The ReCom--Research and Communication on Foreign Aid programme held its first results meeting on the topic of 'Aid, Growth and Macroeconomic Management' at the University of Copenhagen on 27 January 2012. Implemented by UNU-WIDER and funded by the governments of Denmark and Sweden, ReCom is motivated by a desire to improve understanding of four key questions about aid. What works? What could work? What is transferrable? And what is scalable? This results meeting focused on the overarching story of whether aid supports or impairs economic growth and development.
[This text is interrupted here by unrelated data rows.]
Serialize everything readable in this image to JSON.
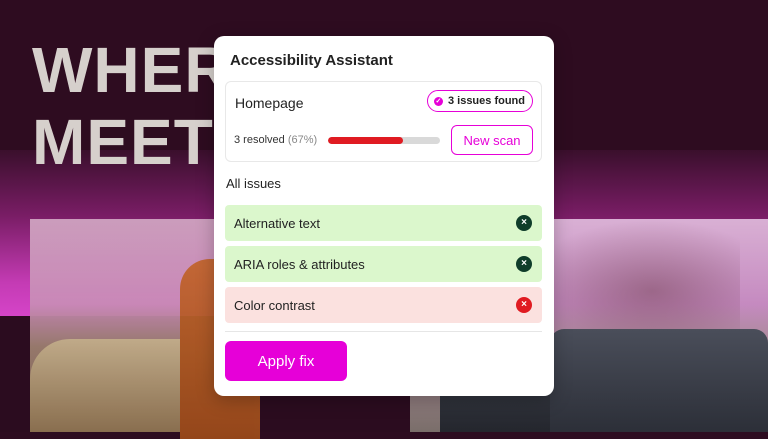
{
  "background": {
    "headline_line1": "WHERE STYLES",
    "headline_line2": "MEET"
  },
  "panel": {
    "title": "Accessibility Assistant",
    "summary": {
      "page_name": "Homepage",
      "issues_badge": "3 issues found",
      "resolved_label": "3 resolved",
      "resolved_pct": "(67%)",
      "progress_fraction": 0.67,
      "scan_button": "New scan"
    },
    "section_label": "All issues",
    "issues": [
      {
        "label": "Alternative text",
        "status": "pass"
      },
      {
        "label": "ARIA roles & attributes",
        "status": "pass"
      },
      {
        "label": "Color contrast",
        "status": "fail"
      }
    ],
    "fix_button": "Apply fix"
  },
  "colors": {
    "accent": "#e600d8",
    "progress": "#e01b22",
    "pass_bg": "#dbf7cc",
    "fail_bg": "#fbe1df",
    "pass_icon": "#0f3d2a",
    "fail_icon": "#e01b22"
  },
  "icons": {
    "badge": "check-circle-icon",
    "pass": "close-circle-icon",
    "fail": "close-circle-icon"
  }
}
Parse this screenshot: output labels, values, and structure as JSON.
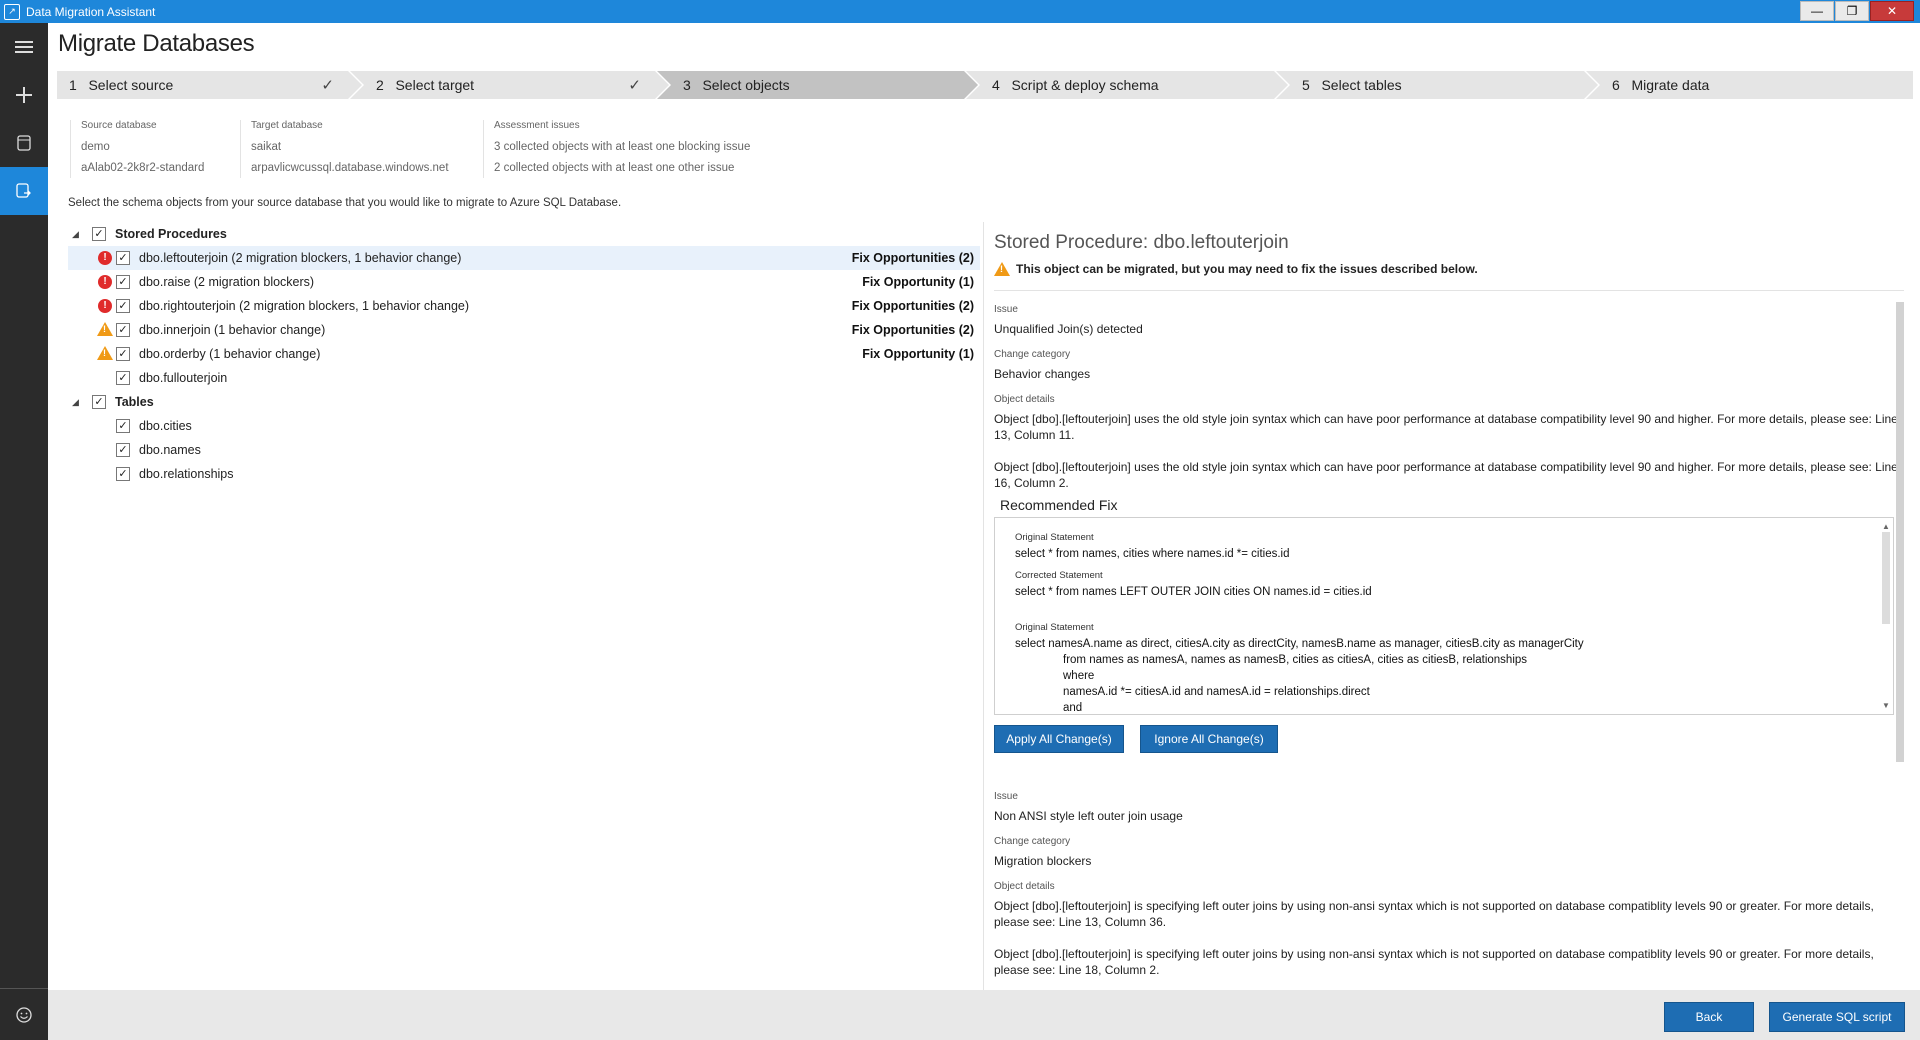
{
  "window": {
    "title": "Data Migration Assistant",
    "minimize": "—",
    "maximize": "❐",
    "close": "✕"
  },
  "rail": {
    "items": [
      {
        "name": "menu-icon",
        "glyph": "☰"
      },
      {
        "name": "new-project-icon",
        "glyph": "+"
      },
      {
        "name": "assessments-icon",
        "glyph": "⎕"
      },
      {
        "name": "migrations-icon",
        "glyph": "⎙"
      }
    ],
    "feedback_glyph": "☺"
  },
  "page_title": "Migrate Databases",
  "steps": [
    {
      "num": "1",
      "label": "Select source",
      "done": true
    },
    {
      "num": "2",
      "label": "Select target",
      "done": true
    },
    {
      "num": "3",
      "label": "Select objects",
      "active": true
    },
    {
      "num": "4",
      "label": "Script & deploy schema"
    },
    {
      "num": "5",
      "label": "Select tables"
    },
    {
      "num": "6",
      "label": "Migrate data"
    }
  ],
  "info": {
    "source": {
      "label": "Source database",
      "name": "demo",
      "server": "aAlab02-2k8r2-standard"
    },
    "target": {
      "label": "Target database",
      "name": "saikat",
      "server": "arpavlicwcussql.database.windows.net"
    },
    "assessment": {
      "label": "Assessment issues",
      "line1": "3 collected objects with at least one blocking issue",
      "line2": "2 collected objects with at least one other issue"
    }
  },
  "instruction": "Select the schema objects from your source database that you would like to migrate to Azure SQL Database.",
  "tree": {
    "stored_procedures": {
      "label": "Stored Procedures",
      "items": [
        {
          "label": "dbo.leftouterjoin (2 migration blockers, 1 behavior change)",
          "status": "error",
          "fix": "Fix Opportunities (2)",
          "selected": true
        },
        {
          "label": "dbo.raise (2 migration blockers)",
          "status": "error",
          "fix": "Fix Opportunity (1)"
        },
        {
          "label": "dbo.rightouterjoin (2 migration blockers, 1 behavior change)",
          "status": "error",
          "fix": "Fix Opportunities (2)"
        },
        {
          "label": "dbo.innerjoin (1 behavior change)",
          "status": "warning",
          "fix": "Fix Opportunities (2)"
        },
        {
          "label": "dbo.orderby (1 behavior change)",
          "status": "warning",
          "fix": "Fix Opportunity (1)"
        },
        {
          "label": "dbo.fullouterjoin",
          "status": "none",
          "fix": ""
        }
      ]
    },
    "tables": {
      "label": "Tables",
      "items": [
        {
          "label": "dbo.cities"
        },
        {
          "label": "dbo.names"
        },
        {
          "label": "dbo.relationships"
        }
      ]
    }
  },
  "details": {
    "title": "Stored Procedure: dbo.leftouterjoin",
    "warning": "This object can be migrated, but you may need to fix the issues described below.",
    "issue_label": "Issue",
    "change_label": "Change category",
    "object_label": "Object details",
    "issues": [
      {
        "issue": "Unqualified Join(s) detected",
        "category": "Behavior changes",
        "details": [
          "Object [dbo].[leftouterjoin] uses the old style join syntax which can have poor performance at database compatibility level 90 and higher. For more details, please see: Line 13, Column 11.",
          "Object [dbo].[leftouterjoin] uses the old style join syntax which can have poor performance at database compatibility level 90 and higher. For more details, please see: Line 16, Column 2."
        ]
      },
      {
        "issue": "Non ANSI style left outer join usage",
        "category": "Migration blockers",
        "details": [
          "Object [dbo].[leftouterjoin] is specifying left outer joins by using non-ansi syntax which is not supported on database compatiblity levels 90 or greater. For more details, please see: Line 13, Column 36.",
          "Object [dbo].[leftouterjoin] is specifying left outer joins by using non-ansi syntax which is not supported on database compatiblity levels 90 or greater. For more details, please see: Line 18, Column 2."
        ]
      }
    ],
    "recommended_fix": {
      "title": "Recommended Fix",
      "original_label": "Original Statement",
      "corrected_label": "Corrected Statement",
      "original_1": "select * from names, cities where names.id *= cities.id",
      "corrected_1": "select * from names LEFT OUTER JOIN cities ON names.id = cities.id",
      "original_2_line1": "select namesA.name as direct, citiesA.city as directCity, namesB.name as manager, citiesB.city as managerCity",
      "original_2_line2": "from names as namesA, names as namesB, cities as citiesA, cities as citiesB, relationships",
      "original_2_line3": "where",
      "original_2_line4": "namesA.id *= citiesA.id and namesA.id = relationships.direct",
      "original_2_line5": "and"
    },
    "apply_btn": "Apply All Change(s)",
    "ignore_btn": "Ignore All Change(s)"
  },
  "footer": {
    "back": "Back",
    "generate": "Generate SQL script"
  },
  "colors": {
    "accent": "#1e87da",
    "button": "#1e6db3",
    "error": "#e02b2b",
    "warning": "#f09a16"
  }
}
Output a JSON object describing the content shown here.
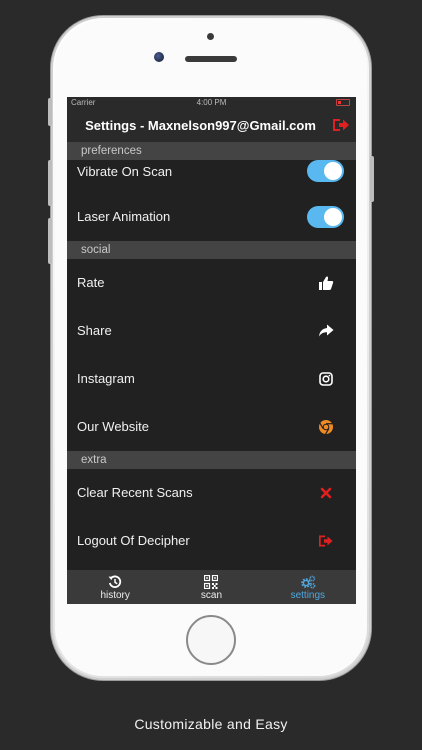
{
  "status_bar": {
    "carrier": "Carrier",
    "time": "4:00 PM"
  },
  "nav": {
    "title": "Settings - Maxnelson997@Gmail.com",
    "logout_icon": "sign-out-icon",
    "logout_color": "#e02020"
  },
  "sections": {
    "preferences": {
      "header": "preferences",
      "items": [
        {
          "label": "Vibrate On Scan",
          "toggle": true
        },
        {
          "label": "Laser Animation",
          "toggle": true
        }
      ]
    },
    "social": {
      "header": "social",
      "items": [
        {
          "label": "Rate",
          "icon": "thumbs-up-icon"
        },
        {
          "label": "Share",
          "icon": "share-arrow-icon"
        },
        {
          "label": "Instagram",
          "icon": "instagram-icon"
        },
        {
          "label": "Our Website",
          "icon": "chrome-icon"
        }
      ]
    },
    "extra": {
      "header": "extra",
      "items": [
        {
          "label": "Clear Recent Scans",
          "icon": "close-icon"
        },
        {
          "label": "Logout Of Decipher",
          "icon": "sign-out-icon"
        }
      ]
    }
  },
  "tabs": [
    {
      "label": "history",
      "icon": "history-icon",
      "active": false
    },
    {
      "label": "scan",
      "icon": "qr-code-icon",
      "active": false
    },
    {
      "label": "settings",
      "icon": "gears-icon",
      "active": true
    }
  ],
  "colors": {
    "toggle_on": "#5ab8f0",
    "tab_active": "#4fa8e0",
    "danger": "#e02020",
    "website": "#f08a24"
  },
  "caption": "Customizable and Easy"
}
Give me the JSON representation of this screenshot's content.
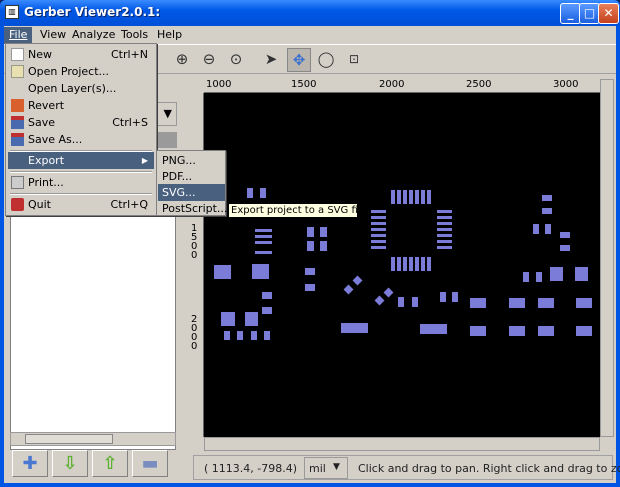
{
  "window": {
    "title": "Gerber Viewer2.0.1:"
  },
  "menubar": [
    {
      "label": "File",
      "active": true
    },
    {
      "label": "View"
    },
    {
      "label": "Analyze"
    },
    {
      "label": "Tools"
    },
    {
      "label": "Help"
    }
  ],
  "file_menu": [
    {
      "label": "New",
      "accel": "Ctrl+N",
      "icon": "new-file-icon"
    },
    {
      "label": "Open Project...",
      "icon": "folder-icon"
    },
    {
      "label": "Open Layer(s)..."
    },
    {
      "label": "Revert",
      "icon": "revert-icon"
    },
    {
      "label": "Save",
      "accel": "Ctrl+S",
      "icon": "save-icon"
    },
    {
      "label": "Save As...",
      "icon": "save-as-icon"
    },
    {
      "label": "Export",
      "submenu": true,
      "highlighted": true
    },
    {
      "label": "Print...",
      "icon": "printer-icon"
    },
    {
      "label": "Quit",
      "accel": "Ctrl+Q",
      "icon": "quit-icon"
    }
  ],
  "export_submenu": [
    {
      "label": "PNG..."
    },
    {
      "label": "PDF..."
    },
    {
      "label": "SVG...",
      "highlighted": true
    },
    {
      "label": "PostScript..."
    }
  ],
  "tooltip": "Export project to a SVG file",
  "toolbar": [
    "zoom-in-icon",
    "zoom-out-icon",
    "zoom-fit-icon",
    "pointer-icon",
    "pan-icon",
    "zoom-tool-icon",
    "measure-icon"
  ],
  "ruler": {
    "h_ticks": [
      "1000",
      "1500",
      "2000",
      "2500",
      "3000"
    ],
    "v_ticks": [
      "1500",
      "2000"
    ]
  },
  "layer_buttons": [
    "add-layer-icon",
    "move-down-icon",
    "move-up-icon",
    "remove-layer-icon"
  ],
  "status": {
    "coords": "( 1113.4,  -798.4)",
    "unit": "mil",
    "hint": "Click and drag to pan. Right click and drag to zoom."
  },
  "colors": {
    "pad": "#7b7bd8",
    "canvas": "#000000",
    "menu_highlight": "#49617f"
  }
}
Debates about whether aid works rage on. Popular literature frequently expresses the view that aid does not work, it is a futile endeavour, and should be ended. UNU-WIDER aims to move the discussion beyond ideology through rigorous analysis of the existing data to assess whether aid works or not. Clearly there are situations where aid has not worked, but this should not be used to attack the premise and principles behind aid. Rather, it should encourage researchers, practitioners and policy makers to redouble their efforts to investigate further the reasons why aid has not worked in some contexts, as well as the situations where aid does work and why.
Economists talk about a micro-macro paradox with respect to the impact of development aid. That is, at the micro level ex-post project evaluations by and large show positive impacts of aid, while sector interventions are also generally assessed to have positive impacts, for instance on educational enrolment. In contrast, there is frequently said to be no detectable impact of aid on economic growth in the econometric literature which investigates the issue at the aggregate level across countries. The macro literature has long been the outlier.
Does development aid help achieve economic growth?
UNU-WIDER ReCom research on the relationship between aid and growth takes as its starting point the existing body of econometric work on the topic. An influential subset of this work claims that, as no statistically significant positive relationship has been uncovered between aid and growth, a relationship does not exist or is negative. It is interesting that different conclusions have been drawn in the aid-growth debate, taking into account that all the studies are based on the use of the same publically available data. These differences are due to the choice of econometric methods, particularly how the...